» DATA FOR THE TASK:
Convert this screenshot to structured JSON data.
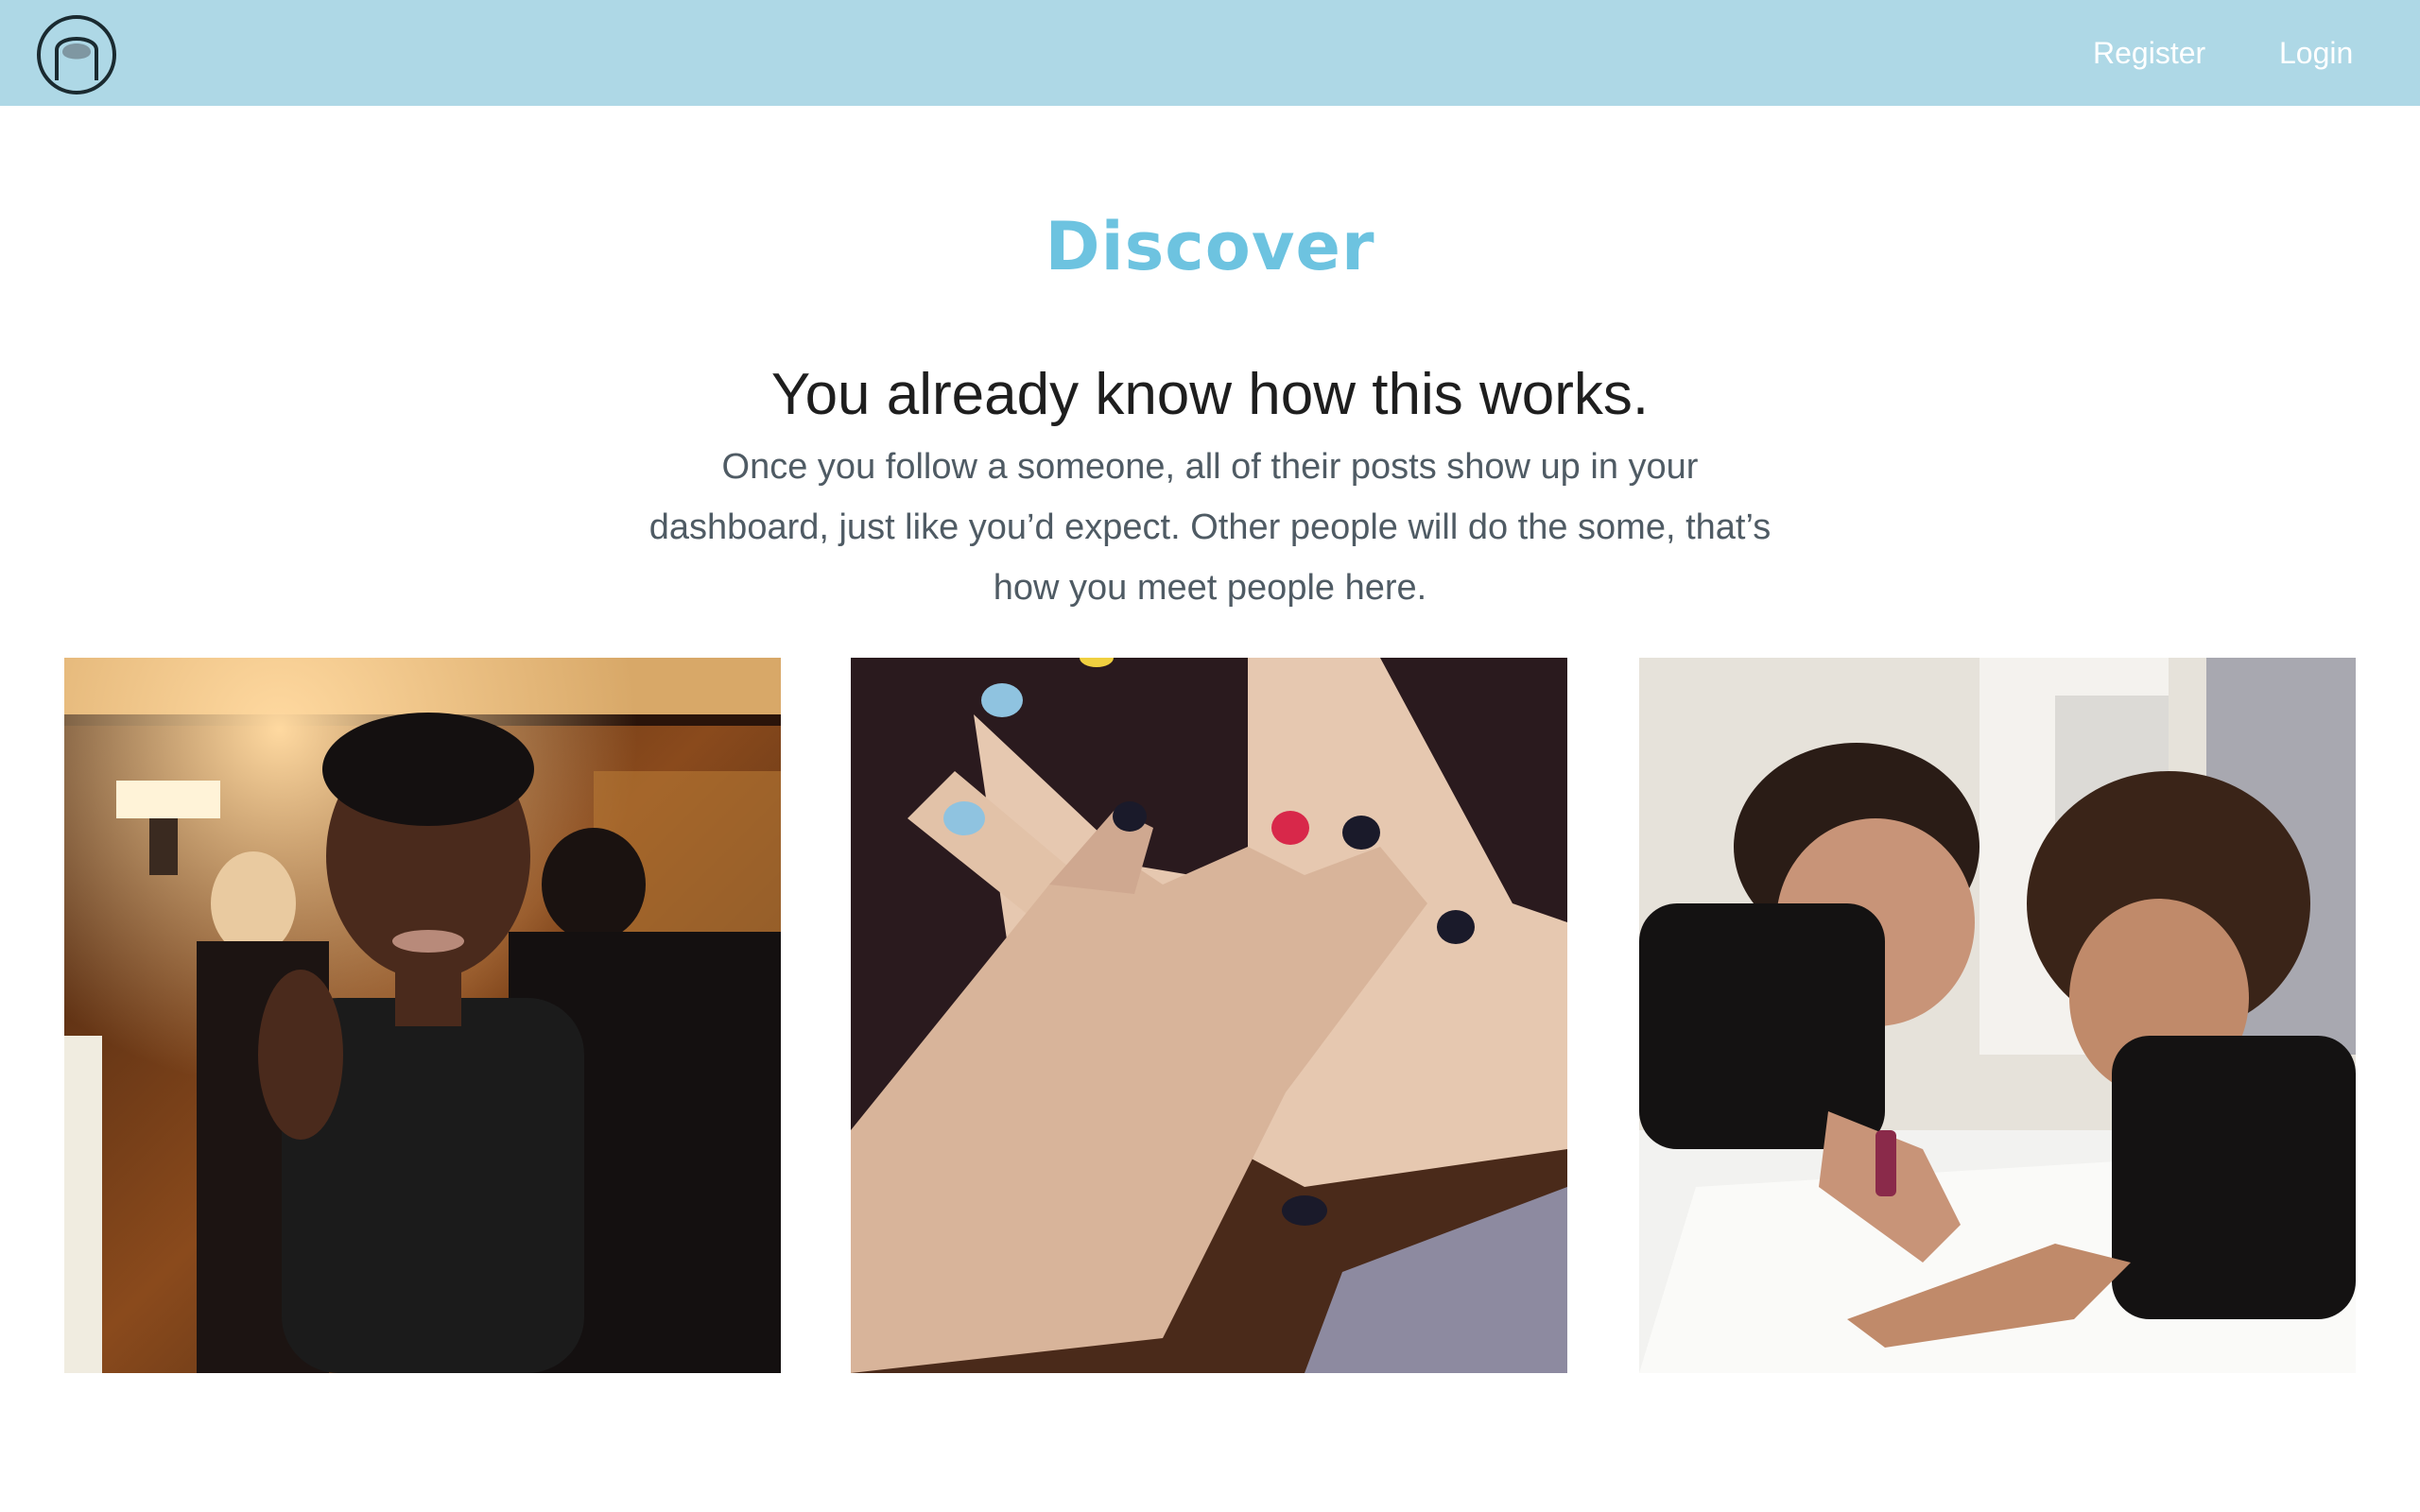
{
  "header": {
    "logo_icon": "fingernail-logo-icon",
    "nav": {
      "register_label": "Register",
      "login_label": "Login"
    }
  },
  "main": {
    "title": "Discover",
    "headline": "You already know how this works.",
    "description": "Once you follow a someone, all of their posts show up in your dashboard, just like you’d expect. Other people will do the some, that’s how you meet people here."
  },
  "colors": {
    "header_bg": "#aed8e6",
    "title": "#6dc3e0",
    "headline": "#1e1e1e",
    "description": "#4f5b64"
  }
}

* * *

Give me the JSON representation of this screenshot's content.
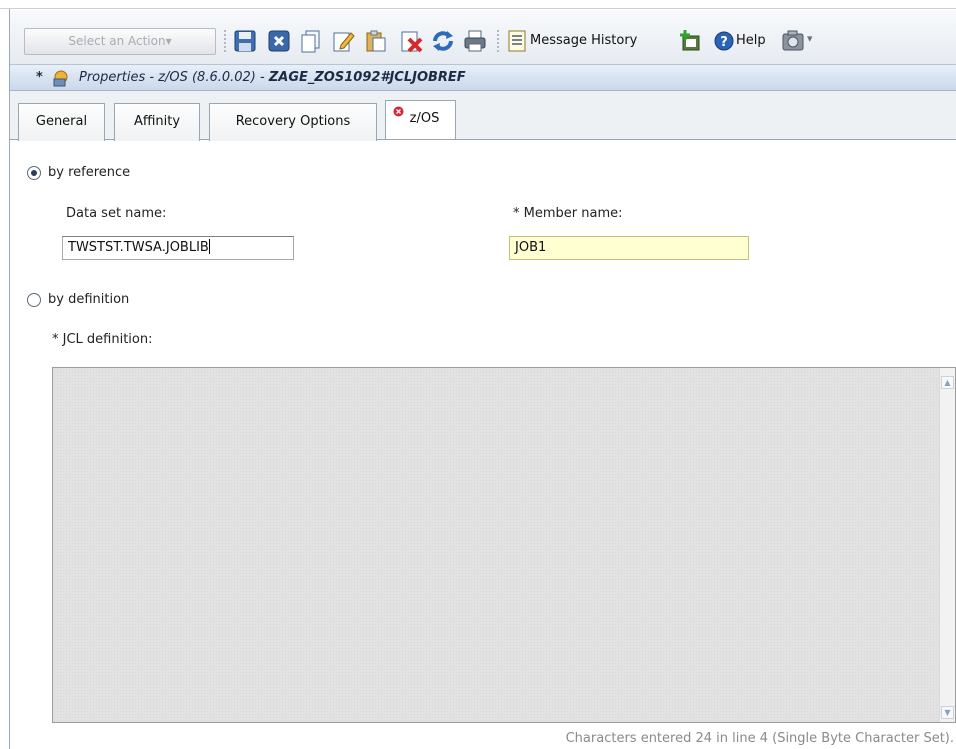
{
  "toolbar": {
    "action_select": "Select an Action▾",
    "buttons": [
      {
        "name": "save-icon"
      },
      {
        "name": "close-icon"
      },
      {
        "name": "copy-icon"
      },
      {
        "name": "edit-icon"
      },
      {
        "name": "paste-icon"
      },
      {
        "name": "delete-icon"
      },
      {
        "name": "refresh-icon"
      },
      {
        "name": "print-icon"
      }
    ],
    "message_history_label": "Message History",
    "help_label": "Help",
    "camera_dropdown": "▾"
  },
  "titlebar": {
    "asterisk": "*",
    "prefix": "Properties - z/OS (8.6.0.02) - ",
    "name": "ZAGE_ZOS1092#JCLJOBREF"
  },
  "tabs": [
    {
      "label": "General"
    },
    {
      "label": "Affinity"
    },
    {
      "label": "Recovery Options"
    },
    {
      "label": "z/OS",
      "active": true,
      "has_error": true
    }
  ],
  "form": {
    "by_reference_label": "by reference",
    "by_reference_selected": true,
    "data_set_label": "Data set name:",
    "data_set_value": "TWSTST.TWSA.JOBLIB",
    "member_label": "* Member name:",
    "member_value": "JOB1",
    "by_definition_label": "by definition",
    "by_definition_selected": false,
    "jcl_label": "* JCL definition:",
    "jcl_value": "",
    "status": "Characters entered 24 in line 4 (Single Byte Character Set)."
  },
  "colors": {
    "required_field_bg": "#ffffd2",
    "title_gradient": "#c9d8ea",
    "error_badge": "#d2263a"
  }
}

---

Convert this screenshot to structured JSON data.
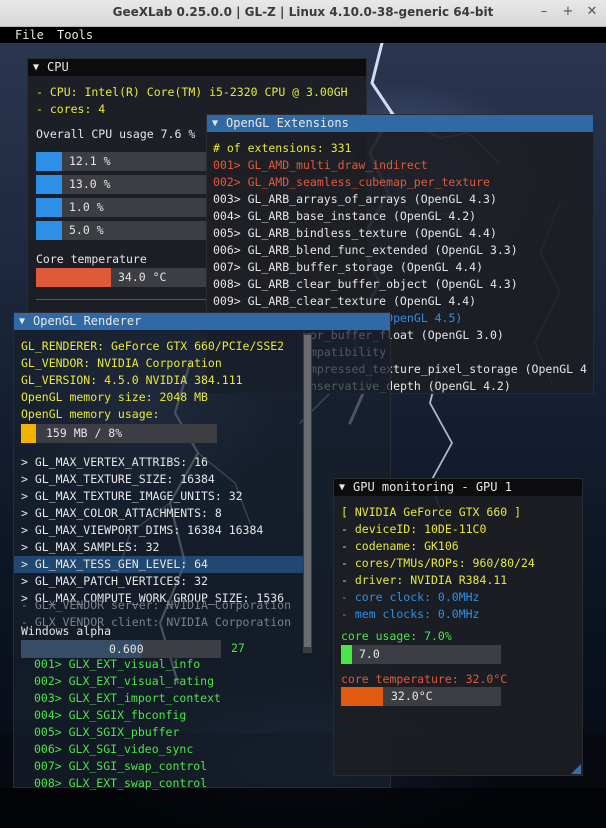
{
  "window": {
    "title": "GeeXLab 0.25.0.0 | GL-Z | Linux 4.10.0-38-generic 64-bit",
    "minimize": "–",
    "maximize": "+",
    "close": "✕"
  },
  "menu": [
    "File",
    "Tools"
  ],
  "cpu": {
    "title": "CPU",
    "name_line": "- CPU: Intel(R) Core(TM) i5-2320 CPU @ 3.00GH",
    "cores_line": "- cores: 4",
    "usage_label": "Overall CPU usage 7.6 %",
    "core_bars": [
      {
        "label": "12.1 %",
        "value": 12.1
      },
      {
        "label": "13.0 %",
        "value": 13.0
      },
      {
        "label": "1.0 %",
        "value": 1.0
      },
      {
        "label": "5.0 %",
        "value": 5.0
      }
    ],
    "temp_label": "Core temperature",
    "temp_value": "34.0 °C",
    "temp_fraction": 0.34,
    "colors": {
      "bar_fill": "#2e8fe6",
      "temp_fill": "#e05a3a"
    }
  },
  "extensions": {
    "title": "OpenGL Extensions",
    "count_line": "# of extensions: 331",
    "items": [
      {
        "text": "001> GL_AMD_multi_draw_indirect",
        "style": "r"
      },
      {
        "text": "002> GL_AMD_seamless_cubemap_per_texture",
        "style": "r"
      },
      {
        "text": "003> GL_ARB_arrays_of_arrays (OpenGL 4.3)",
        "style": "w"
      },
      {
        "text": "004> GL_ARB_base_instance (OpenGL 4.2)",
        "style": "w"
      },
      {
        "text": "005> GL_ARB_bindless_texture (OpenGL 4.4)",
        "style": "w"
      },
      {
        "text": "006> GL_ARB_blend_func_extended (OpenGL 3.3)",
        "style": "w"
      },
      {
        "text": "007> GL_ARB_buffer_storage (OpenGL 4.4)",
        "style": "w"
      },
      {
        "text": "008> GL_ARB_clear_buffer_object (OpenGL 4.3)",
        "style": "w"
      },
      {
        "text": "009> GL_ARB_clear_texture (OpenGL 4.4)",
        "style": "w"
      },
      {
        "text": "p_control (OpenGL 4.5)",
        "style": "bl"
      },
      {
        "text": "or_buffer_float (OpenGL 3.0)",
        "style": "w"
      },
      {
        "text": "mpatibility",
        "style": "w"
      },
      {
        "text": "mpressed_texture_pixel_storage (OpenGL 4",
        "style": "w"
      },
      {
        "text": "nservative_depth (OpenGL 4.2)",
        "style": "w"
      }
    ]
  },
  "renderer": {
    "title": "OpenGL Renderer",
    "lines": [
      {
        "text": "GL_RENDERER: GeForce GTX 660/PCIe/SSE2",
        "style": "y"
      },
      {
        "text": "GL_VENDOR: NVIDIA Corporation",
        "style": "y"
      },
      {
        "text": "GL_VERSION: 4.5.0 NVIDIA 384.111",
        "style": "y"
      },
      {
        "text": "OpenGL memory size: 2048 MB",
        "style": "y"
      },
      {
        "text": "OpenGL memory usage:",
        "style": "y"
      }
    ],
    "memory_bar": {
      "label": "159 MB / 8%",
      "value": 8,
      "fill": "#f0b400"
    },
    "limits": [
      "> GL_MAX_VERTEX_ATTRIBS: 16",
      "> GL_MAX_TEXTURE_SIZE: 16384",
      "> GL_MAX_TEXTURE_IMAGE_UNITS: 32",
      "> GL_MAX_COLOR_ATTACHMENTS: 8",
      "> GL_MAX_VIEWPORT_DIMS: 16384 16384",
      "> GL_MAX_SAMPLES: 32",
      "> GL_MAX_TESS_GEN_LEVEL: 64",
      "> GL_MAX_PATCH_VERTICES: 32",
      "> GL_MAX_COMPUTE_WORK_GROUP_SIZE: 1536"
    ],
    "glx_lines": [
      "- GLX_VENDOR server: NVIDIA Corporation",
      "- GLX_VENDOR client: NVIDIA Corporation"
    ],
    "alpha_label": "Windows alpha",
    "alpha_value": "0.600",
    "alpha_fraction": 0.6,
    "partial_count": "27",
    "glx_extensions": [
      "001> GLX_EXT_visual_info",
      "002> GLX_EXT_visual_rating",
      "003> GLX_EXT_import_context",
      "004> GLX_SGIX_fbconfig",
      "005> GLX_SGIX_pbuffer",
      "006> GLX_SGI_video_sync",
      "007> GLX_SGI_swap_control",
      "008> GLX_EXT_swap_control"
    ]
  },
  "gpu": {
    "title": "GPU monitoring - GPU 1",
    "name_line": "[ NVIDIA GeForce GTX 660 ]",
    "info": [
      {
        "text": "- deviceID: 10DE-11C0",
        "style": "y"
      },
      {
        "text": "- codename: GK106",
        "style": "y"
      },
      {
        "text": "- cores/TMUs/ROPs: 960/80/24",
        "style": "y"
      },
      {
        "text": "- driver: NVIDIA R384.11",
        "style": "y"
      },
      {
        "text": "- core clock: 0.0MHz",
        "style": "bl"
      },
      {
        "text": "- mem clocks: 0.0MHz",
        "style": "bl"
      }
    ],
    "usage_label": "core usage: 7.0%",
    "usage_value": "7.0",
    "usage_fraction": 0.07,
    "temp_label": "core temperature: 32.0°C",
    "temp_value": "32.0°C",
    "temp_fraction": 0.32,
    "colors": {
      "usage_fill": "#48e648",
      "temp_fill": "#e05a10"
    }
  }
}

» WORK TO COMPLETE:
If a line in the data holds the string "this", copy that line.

» EXERCISE RESULT:
Convert this screenshot to structured JSON data.
    "headline": "You already know how this works.",
Give me the JSON representation of this screenshot's content.
Convert this screenshot to structured JSON data.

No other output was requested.